Why those particular eras?

Those particular periods, the amount of incredible design in military clothing around that period for men is just phenomenal. Because of the period being a bit more modern, it’s also very, very wearable. You’ll find beautiful parkas, pea coats, and bomber jackets from the period made incredibly well.

How do you challenge yourself from day to day?

I try to work as hard as possible by being original in my work. I find that very, very challenging. In any design job I’ve had, I’ve always tried my hardest to not allow myself or my team to copy other brands. If we’re going to copy anything, it’s going to be an old 1950’s military item.

Who are your customers?

When I set the brand up, I wanted to create a brand which would appeal to a wide range of people. I didn’t want to have that traditional policy where you target a group. I wanted to do the best products I possibly could and then let my customers almost reveal themselves to me. Seemingly, we have a broad range, from young to old. A recent customer for my best-selling item was a very stylish seventy-four year old Manhattan lady. That’s really what I want to do: have products that appeal to a wide variety of people.

Tell us the story behind the signature component added to each of your bags.

Each piece has a unique bracket overlay shape and the way I arrived to that shape was to take the shape of the top of the panther’s (J.P.L.C.’s logo) ears and the lower part is actually the shape of a woman’s derrière. So I put the two shapes together which are very round, fluid, and sexy and created this unique shape that goes on each and every bag.

Who do you hope will pick up products from your company?
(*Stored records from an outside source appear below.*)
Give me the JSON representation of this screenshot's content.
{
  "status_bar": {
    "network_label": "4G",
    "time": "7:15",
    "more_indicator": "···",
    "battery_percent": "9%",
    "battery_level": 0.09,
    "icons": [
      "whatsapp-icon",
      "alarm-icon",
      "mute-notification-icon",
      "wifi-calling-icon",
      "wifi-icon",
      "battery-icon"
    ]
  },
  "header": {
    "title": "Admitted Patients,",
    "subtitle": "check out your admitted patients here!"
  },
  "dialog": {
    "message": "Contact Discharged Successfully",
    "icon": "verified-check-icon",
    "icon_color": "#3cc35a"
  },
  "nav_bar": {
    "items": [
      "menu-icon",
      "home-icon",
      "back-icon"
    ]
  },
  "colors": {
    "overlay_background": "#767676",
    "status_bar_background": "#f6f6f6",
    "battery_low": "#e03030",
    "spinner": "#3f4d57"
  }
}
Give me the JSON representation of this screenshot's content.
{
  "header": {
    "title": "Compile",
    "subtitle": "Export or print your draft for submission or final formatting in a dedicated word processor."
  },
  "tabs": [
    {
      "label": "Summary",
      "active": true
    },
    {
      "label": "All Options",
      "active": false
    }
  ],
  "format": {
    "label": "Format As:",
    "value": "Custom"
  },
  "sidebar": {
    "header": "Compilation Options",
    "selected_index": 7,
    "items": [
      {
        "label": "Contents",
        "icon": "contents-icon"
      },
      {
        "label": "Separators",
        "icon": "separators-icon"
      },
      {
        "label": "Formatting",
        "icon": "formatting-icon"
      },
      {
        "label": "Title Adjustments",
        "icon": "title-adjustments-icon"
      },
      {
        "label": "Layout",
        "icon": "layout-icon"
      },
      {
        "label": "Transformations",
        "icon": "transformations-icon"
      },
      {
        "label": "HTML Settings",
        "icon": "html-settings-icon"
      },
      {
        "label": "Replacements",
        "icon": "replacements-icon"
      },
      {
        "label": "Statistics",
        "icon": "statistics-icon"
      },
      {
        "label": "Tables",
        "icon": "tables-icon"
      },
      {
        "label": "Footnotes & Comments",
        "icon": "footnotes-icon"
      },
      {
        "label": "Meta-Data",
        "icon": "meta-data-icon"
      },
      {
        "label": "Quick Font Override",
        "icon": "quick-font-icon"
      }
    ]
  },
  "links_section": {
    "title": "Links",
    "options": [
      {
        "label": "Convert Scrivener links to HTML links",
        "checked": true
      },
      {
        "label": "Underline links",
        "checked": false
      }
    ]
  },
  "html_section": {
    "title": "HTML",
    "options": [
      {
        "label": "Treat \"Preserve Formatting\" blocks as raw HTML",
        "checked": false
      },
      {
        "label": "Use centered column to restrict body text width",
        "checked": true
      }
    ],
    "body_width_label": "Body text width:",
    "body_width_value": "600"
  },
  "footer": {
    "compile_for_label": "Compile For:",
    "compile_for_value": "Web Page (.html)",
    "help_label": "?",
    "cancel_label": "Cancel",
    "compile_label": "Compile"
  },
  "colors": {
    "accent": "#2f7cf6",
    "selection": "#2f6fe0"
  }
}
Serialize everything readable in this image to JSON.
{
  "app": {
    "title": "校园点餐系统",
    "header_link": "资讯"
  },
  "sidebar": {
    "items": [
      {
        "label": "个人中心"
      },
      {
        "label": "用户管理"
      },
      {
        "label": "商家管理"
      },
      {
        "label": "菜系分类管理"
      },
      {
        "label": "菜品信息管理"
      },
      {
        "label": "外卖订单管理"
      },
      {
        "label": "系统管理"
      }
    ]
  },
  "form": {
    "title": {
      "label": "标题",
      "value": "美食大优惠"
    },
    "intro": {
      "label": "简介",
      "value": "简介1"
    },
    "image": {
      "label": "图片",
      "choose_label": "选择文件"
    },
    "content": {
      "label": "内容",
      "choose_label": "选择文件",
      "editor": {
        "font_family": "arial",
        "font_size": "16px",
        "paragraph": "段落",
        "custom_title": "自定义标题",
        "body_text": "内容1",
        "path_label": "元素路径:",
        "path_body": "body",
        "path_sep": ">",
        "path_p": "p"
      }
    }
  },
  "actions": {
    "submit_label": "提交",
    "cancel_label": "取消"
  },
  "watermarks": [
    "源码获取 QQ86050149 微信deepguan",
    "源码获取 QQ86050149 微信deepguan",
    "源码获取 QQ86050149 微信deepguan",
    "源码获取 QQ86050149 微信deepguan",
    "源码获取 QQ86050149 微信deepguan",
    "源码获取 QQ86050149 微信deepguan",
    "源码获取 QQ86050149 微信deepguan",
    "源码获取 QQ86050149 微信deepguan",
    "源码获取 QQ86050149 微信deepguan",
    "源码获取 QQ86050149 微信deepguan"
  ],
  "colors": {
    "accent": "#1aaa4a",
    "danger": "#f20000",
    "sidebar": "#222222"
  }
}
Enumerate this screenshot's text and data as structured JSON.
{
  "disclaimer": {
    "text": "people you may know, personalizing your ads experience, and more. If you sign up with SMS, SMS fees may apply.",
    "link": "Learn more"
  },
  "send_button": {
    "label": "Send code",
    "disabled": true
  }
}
I really like the idea of having this wide variety of people—whether it’s a real fashionista from New York or somebody in their seventies who lives in New Orleans who just loves quality. Someone who is willing to spend the money on something that lasts a long time and doesn’t like throwaway items.

Over to You:

Tell us about a time when you came across a unique product for the first time. How did it make you feel to be able to touch and run your hands across the material of the item, specifically to see if it matched the value you place on quality? We’d like to know about your experience in the comments section below or tweet us your answer.